"We are here today to defend journalism," said the head of the journalists' union Yahia Kalash, cited by Associated Press. "We are defending the rights and the dignity of journalists."
The government of President Abdel-Fattah el-Sissi has faced a number of demonstrations recently, triggered by its decision to transfer the Red Sea islands. El-Sissi's policy to crack down on dissent hasn't stopped the confrontation.
Egyptian riot police blocked access to the site for non-union members, including some residents and those on work errands in the surrounding area. Several dozen journalists tried to break through the cordon to join the protest, showing their identification cards and claiming they were denied entry despite their union membership.
"There are thugs here threatening us, and the police don't want us to enter for the meeting because they know we'll condemn the Interior Ministry," said journalist Ahmed Bakr, who eventually managed to get through the barrier.
The union's primary demands are the release of the detained journalists, an official apology by the president, and removal of the interior minister. The reporters threatened to go on strike and boycott all statements coming from the ministry if the government didn't comply.
The government of El-Sissi, who lead the 2013 military overthrow of Egypt's Islamist President Mohammed Morsi, has since been suppressing political demonstrations by primarily Islamist opponents seeking the reappointment of Morsi.
Hundreds of protesters have been killed and thousands detained over the past three years.
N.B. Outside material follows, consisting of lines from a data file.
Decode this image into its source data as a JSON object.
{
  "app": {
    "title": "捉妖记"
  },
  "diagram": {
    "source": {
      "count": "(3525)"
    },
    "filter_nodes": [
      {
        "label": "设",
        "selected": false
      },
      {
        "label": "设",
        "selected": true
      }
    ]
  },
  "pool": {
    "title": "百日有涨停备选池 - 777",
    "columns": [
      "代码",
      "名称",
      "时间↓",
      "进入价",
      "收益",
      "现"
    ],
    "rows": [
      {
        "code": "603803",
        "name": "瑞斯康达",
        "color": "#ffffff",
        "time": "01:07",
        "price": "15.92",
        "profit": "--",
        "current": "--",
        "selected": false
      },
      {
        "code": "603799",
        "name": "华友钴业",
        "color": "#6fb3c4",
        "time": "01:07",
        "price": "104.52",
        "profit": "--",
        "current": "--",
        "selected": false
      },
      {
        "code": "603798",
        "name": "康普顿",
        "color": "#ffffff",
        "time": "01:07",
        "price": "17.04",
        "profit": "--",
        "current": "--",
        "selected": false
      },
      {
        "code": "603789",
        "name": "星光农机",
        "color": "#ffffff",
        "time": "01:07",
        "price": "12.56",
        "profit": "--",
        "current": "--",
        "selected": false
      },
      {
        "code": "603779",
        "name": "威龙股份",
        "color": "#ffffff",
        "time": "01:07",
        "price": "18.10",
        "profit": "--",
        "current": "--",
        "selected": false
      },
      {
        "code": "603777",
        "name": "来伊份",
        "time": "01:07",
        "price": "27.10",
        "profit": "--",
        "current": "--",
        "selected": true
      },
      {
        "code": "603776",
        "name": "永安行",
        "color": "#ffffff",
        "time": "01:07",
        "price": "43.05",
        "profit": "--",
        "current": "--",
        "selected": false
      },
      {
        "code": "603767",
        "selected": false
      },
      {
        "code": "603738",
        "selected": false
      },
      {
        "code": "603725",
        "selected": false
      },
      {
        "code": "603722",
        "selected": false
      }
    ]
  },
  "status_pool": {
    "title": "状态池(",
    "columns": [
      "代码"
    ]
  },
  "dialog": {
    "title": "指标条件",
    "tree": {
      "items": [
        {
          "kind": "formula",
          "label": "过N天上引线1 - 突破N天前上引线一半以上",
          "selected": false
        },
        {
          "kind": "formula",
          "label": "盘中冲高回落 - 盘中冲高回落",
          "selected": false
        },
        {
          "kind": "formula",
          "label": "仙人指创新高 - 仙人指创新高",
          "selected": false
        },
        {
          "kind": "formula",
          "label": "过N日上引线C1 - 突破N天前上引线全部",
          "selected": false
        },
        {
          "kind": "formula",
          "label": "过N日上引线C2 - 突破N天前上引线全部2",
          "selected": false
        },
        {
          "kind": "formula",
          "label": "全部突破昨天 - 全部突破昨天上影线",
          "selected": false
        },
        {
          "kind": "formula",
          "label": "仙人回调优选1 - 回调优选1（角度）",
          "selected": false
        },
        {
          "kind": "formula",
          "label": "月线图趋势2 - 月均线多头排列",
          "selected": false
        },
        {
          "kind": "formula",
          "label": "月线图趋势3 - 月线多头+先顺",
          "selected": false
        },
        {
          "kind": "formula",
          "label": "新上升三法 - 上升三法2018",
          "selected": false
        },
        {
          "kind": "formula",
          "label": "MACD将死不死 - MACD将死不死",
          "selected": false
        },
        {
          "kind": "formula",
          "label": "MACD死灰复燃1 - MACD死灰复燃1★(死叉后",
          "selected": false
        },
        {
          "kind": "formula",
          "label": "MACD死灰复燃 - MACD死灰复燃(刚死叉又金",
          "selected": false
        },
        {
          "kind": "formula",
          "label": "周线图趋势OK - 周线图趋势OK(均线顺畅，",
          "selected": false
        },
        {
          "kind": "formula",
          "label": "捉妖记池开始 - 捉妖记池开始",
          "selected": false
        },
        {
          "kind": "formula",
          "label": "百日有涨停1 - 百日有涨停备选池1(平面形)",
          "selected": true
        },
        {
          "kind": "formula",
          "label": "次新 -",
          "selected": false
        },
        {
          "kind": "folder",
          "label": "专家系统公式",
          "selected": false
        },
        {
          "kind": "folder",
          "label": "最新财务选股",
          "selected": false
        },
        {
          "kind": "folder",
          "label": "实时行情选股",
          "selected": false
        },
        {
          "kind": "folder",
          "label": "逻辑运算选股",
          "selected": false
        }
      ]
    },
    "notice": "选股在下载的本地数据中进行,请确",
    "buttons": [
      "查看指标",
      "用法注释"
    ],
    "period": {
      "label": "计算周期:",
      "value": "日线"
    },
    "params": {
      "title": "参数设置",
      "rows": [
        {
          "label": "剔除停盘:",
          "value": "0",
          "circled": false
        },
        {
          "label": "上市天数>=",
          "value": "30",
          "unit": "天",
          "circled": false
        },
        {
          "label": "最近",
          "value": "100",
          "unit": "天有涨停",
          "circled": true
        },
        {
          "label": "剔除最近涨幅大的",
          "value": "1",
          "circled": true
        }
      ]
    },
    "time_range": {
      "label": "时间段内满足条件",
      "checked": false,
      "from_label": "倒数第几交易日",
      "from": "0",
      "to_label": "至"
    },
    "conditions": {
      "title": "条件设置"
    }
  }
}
An unprecedented anti-protest law has virtually banned all street demonstrations, without prior authorization by police.